═══ Records shown ═══

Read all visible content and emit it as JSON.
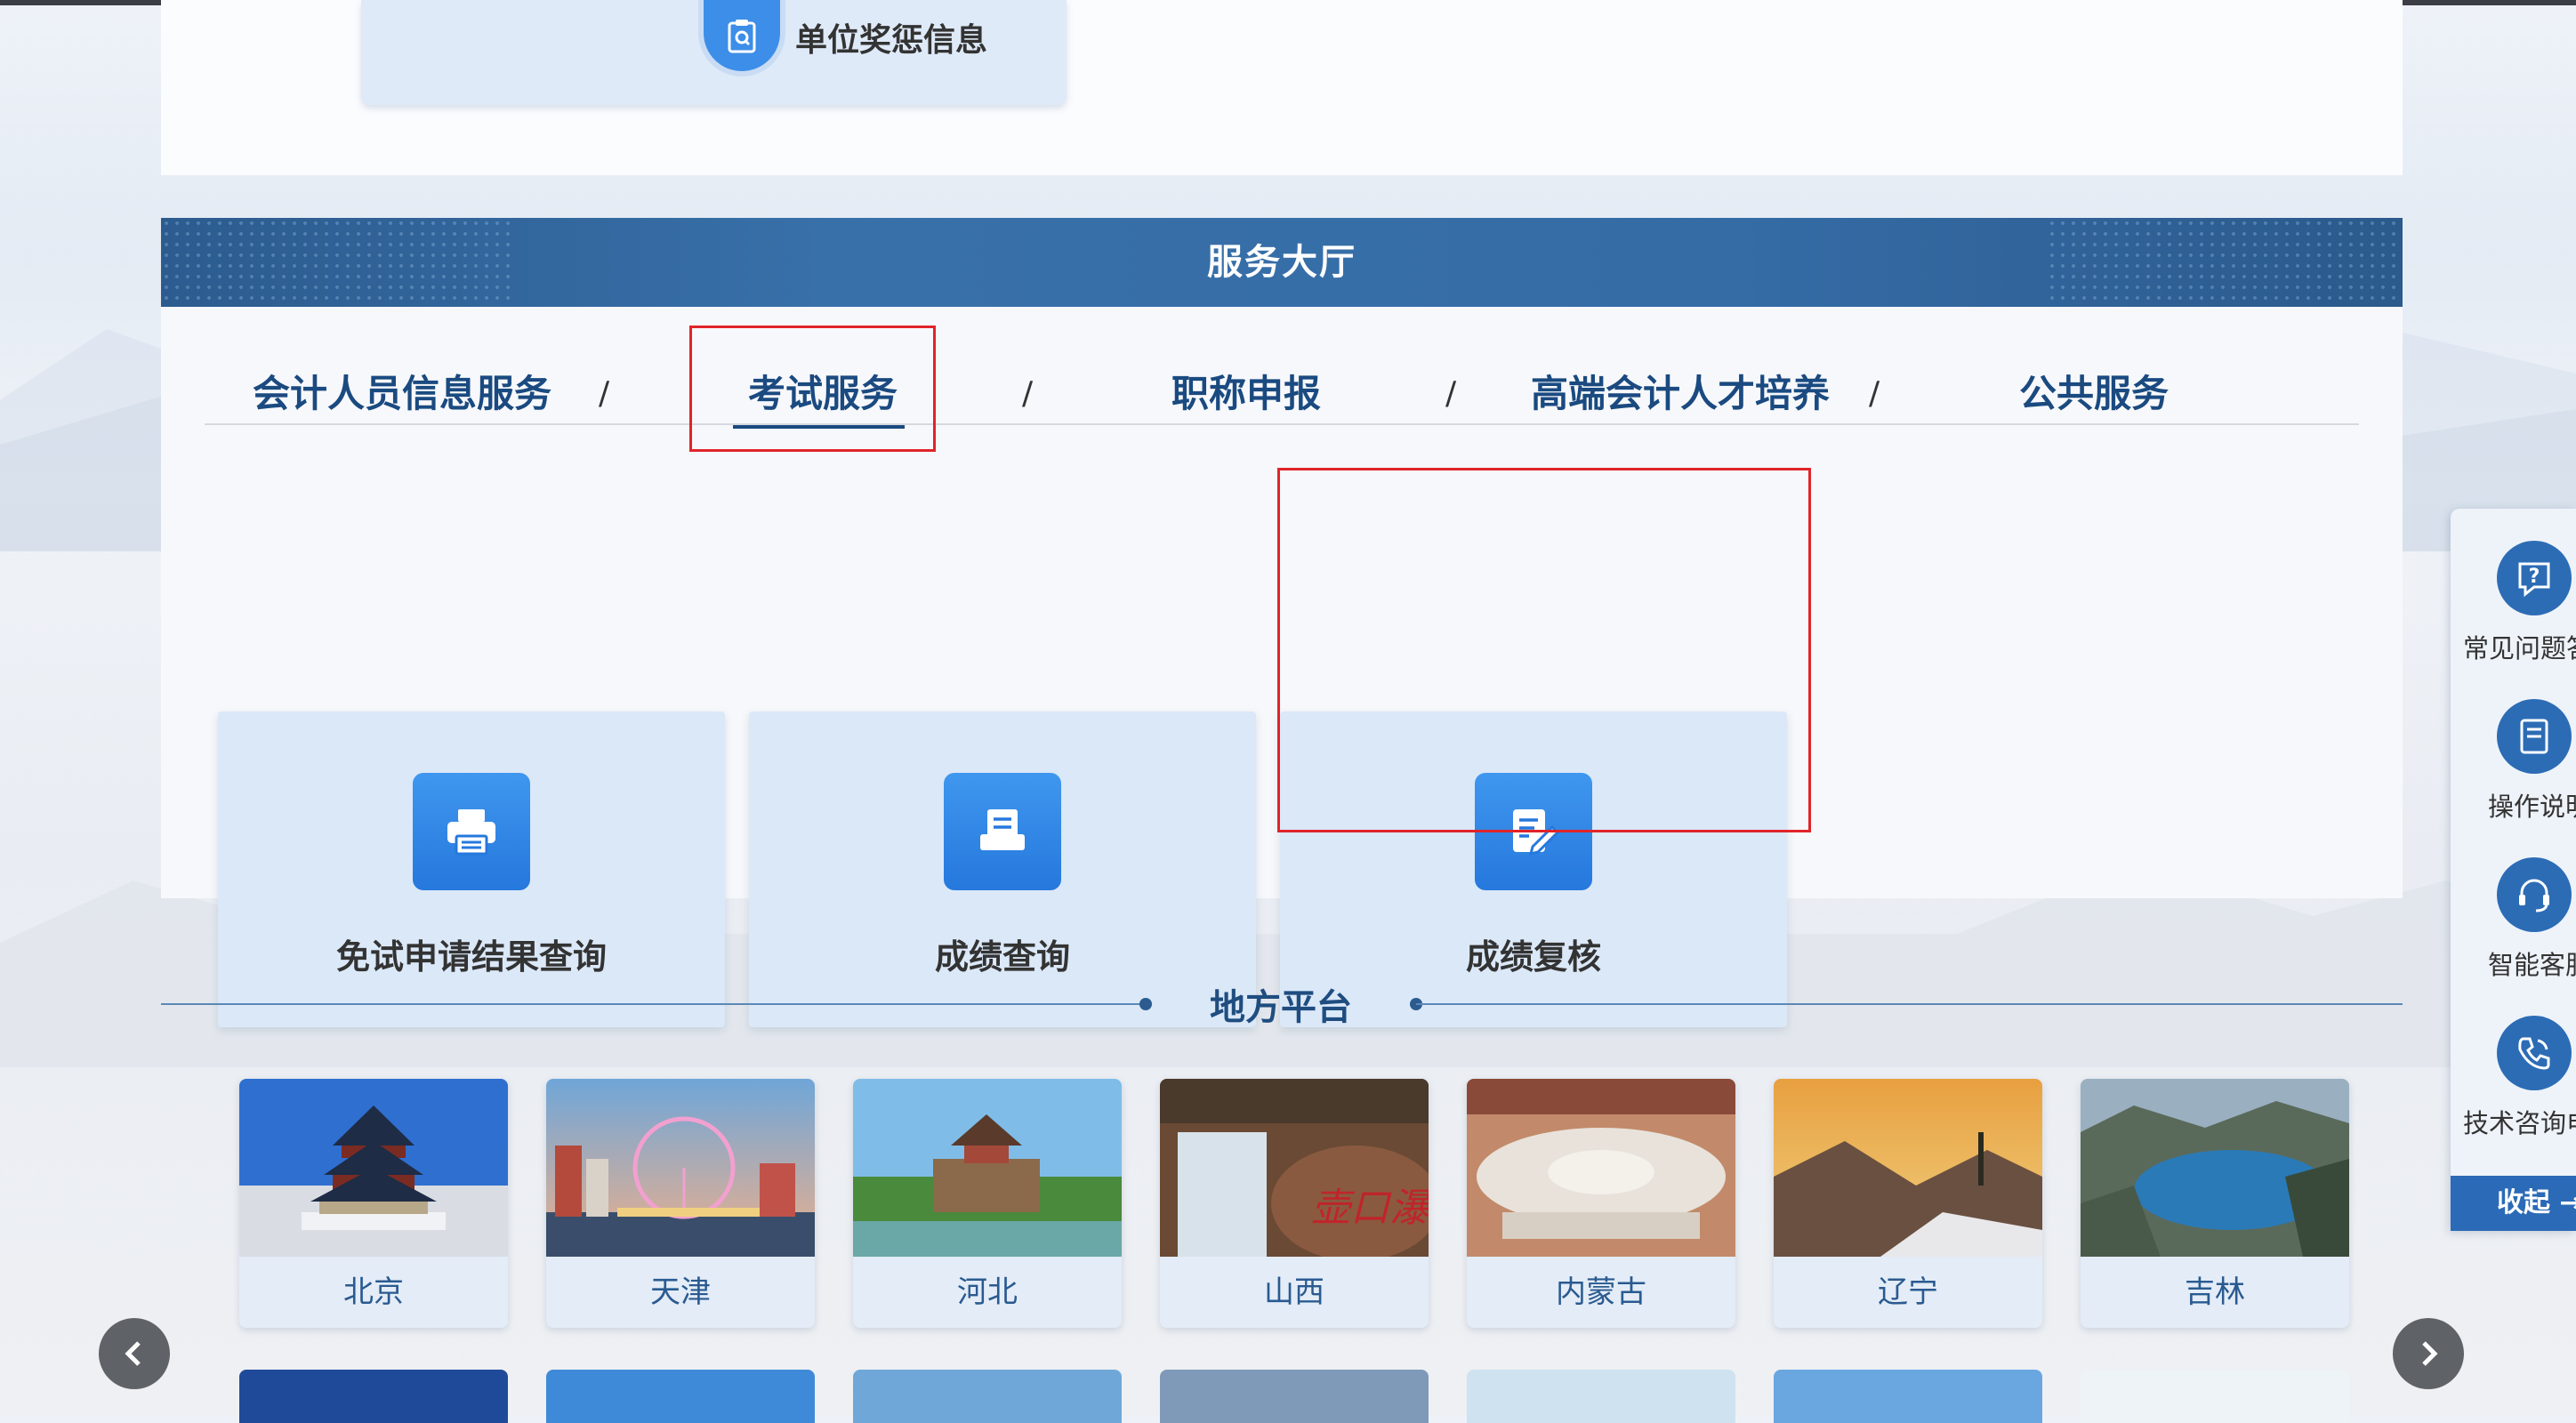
{
  "award": {
    "label": "单位奖惩信息"
  },
  "service": {
    "title": "服务大厅",
    "tabs": [
      {
        "label": "会计人员信息服务"
      },
      {
        "label": "考试服务",
        "active": true
      },
      {
        "label": "职称申报"
      },
      {
        "label": "高端会计人才培养"
      },
      {
        "label": "公共服务"
      }
    ],
    "separator": "/",
    "tiles": [
      {
        "label": "免试申请结果查询",
        "icon": "printer-icon"
      },
      {
        "label": "成绩查询",
        "icon": "document-icon"
      },
      {
        "label": "成绩复核",
        "icon": "edit-document-icon"
      }
    ]
  },
  "local": {
    "title": "地方平台",
    "cities": [
      {
        "name": "北京"
      },
      {
        "name": "天津"
      },
      {
        "name": "河北"
      },
      {
        "name": "山西"
      },
      {
        "name": "内蒙古"
      },
      {
        "name": "辽宁"
      },
      {
        "name": "吉林"
      }
    ]
  },
  "float_panel": {
    "items": [
      {
        "label": "常见问题答",
        "icon": "question-icon"
      },
      {
        "label": "操作说明",
        "icon": "manual-icon"
      },
      {
        "label": "智能客服",
        "icon": "headset-icon"
      },
      {
        "label": "技术咨询电",
        "icon": "phone-icon"
      }
    ],
    "collapse_label": "收起 →"
  },
  "colors": {
    "primary": "#2c5c8f",
    "tile_bg": "#dbe8f8",
    "highlight": "#e0242a",
    "icon_blue": "#2678dd"
  }
}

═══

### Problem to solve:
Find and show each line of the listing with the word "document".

### Output below:
        "icon": "document-icon"
        "icon": "edit-document-icon"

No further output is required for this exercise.